'Radical Islam!' shouts interrupt Dem. House sit-in over gun control
Democrats chanted "No bill, no break!" holding pieces of paper with the names of victims of gun violence across the US. The challenge was to convince Republicans to hold votes on bills designed to step up background checks and ban gun purchases to suspected terrorists in the wake of the Orlando nightclub attack, the worst mass shooting in modern US history.
The confrontation between the Democrats and Republicans nearly turned physical when Gohmert began yelling, "radical Islam killed these people, ISIS killed these people," CBSNews reported.
Democratic Rep. Corrine Brown of Florida started shouting back at the Republican. Lawmakers from both parties rushed to separate the two as they appeared about to come to blows.
Speaker of the House Paul Ryan later said the protest was "nothing more than a publicity stunt."
"We're not going to take away a citizen's constitutional rights without due process," he told CNN, confirming that Republicans will not allow a vote on gun control bills.
“Are they more afraid than the children at Sandy Hook?" AP quoted Mike Thompson, chairman of the 12-member House Democratic Gun Violence Prevention Task as saying, referring to the horrific school shooting that killed 26 people in Newtown, Connecticut, in 2012. "What is so scary about having a vote?"

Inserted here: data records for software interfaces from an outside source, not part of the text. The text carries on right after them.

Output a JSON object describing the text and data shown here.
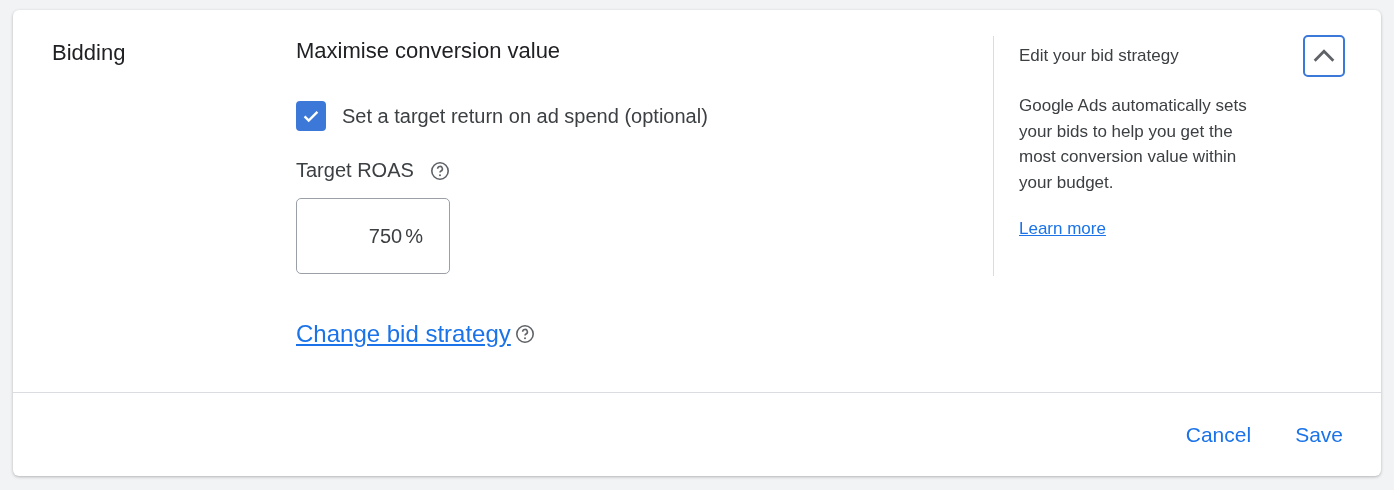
{
  "section": {
    "title": "Bidding",
    "expanded": true
  },
  "strategy": {
    "title": "Maximise conversion value",
    "target_option": {
      "label": "Set a target return on ad spend (optional)",
      "checked": true
    },
    "target_roas": {
      "label": "Target ROAS",
      "value": "750",
      "unit": "%"
    },
    "change_link": "Change bid strategy"
  },
  "help": {
    "title": "Edit your bid strategy",
    "body": "Google Ads automatically sets your bids to help you get the most conversion value within your budget.",
    "link": "Learn more"
  },
  "buttons": [
    "Cancel",
    "Save"
  ]
}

"We have turned a deaf ear to the blood of innocents. We are blind to a crisis. Where is our courage?" veteran civil rights leader John Lewis added.
Democrats have pledged to continue their fight on stricter gun control laws when lawmakers reconvene next month.
Last week, Senator Chris Murphy led a 14-hour filibuster to call for action to end gun violence following the Orlando attack. His emotional Senate filibuster was one of the longest in US history, starting at 11:21am on Wednesday and finishing at 2:11am on Thursday. By Senate rules he had to remain at his desk to keep control of the floor. The 42-year-old said he was prepared to speak “for as long as I can” to highlight the need to prevent gun violence in the US.
The US Congress last made significant changes to federal gun laws in 2007, when it passed a law to beef up the instant background check system. The move came after it became clear that a gunman at Virginia Tech, who killed 32 people in April 2007, had managed to purchase weapons simply because his mental health history was not in the instant background check database.
In December last year, the Republican Senate voted against two gun control proposals put forward by Democrats following the San Bernardino shooting, during which two extremists killed 14 people. One of the proposals was designed to expand background checks for guns purchased online, the other to prevent suspects on the Homeland Security terror watchlist from purchasing firearms.